Beaumont's New Surgical Treatment Can Help with Loss of Bowel Control
A surgical team at Beaumont Hospital, Royal Oak has performed Southeast Michigan’s first InterStim® Therapy to treat bowel incontinence. This treatment, commonly called Bowel Control Therapy, is a minimally invasive procedure that sends electrical impulses to stimulate the sacral nerve, located near the lower part of the back and through the rectum, to improve bowel muscle function. This new technology earned Food and Drug Administration approval in March.
Jordy Sacksner, M.D., a colon and rectal surgeon affiliated with Beaumont, Royal Oak is one of few surgeons in Michigan currently doing this procedure.
“While it may be an uncomfortable health condition to discuss, it is important that people talk to their doctor to find out available treatments,” says Dr. Sacksner.
InterStim® bowel therapy, developed by Medtronic, uses an implantable system consisting of a thin wire lead and a neurostimulator, or pacemaker-like device about the size of a quarter, to stimulate the sacral nerve to control bowel function. The neurostimulator is implanted on the upper part of the buttock above the pelvis. As with other minimally invasive procedures, the incisions are much smaller, resulting in less blood loss, less pain and a faster recovery.
According to the American Society of Colon and Rectal Surgeons, bowel incontinence can be caused by a variety of factors, including nerve or muscle damage in the anal canal and sphincter from childbirth or an injury to the tissue surrounding the anus. Some individuals experience loss of strength in the anal muscles as they age.

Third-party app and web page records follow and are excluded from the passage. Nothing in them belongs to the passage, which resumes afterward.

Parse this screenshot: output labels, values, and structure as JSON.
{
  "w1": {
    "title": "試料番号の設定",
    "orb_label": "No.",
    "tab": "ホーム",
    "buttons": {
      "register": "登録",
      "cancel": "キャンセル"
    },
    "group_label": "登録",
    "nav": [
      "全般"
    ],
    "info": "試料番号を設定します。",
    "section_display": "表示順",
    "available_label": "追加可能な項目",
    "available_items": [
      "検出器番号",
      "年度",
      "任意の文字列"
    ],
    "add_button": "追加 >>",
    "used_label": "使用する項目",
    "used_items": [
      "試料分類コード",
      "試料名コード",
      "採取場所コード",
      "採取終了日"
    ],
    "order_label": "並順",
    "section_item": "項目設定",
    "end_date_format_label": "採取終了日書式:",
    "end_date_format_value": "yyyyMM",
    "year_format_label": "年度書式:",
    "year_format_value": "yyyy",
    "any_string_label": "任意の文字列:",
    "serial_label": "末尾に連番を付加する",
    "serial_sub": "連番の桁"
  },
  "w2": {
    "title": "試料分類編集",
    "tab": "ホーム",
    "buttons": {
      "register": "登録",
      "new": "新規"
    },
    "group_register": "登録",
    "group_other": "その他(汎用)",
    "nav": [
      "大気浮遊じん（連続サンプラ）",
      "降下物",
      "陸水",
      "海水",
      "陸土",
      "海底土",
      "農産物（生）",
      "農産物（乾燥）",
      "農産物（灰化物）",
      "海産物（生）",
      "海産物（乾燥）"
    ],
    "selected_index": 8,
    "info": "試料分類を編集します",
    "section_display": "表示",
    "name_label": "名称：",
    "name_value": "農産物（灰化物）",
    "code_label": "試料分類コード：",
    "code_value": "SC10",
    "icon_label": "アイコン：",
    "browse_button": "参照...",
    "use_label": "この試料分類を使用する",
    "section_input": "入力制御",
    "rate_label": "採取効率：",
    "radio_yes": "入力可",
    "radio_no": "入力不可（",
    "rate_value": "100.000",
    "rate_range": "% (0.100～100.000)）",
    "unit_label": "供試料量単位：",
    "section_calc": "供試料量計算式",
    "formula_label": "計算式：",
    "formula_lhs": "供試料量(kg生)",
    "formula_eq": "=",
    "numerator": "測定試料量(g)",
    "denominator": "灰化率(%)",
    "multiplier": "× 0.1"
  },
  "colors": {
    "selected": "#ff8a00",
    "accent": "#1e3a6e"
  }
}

Nearly 19 million Americans have chronic bowel incontinence.
Source: Beaumont Health System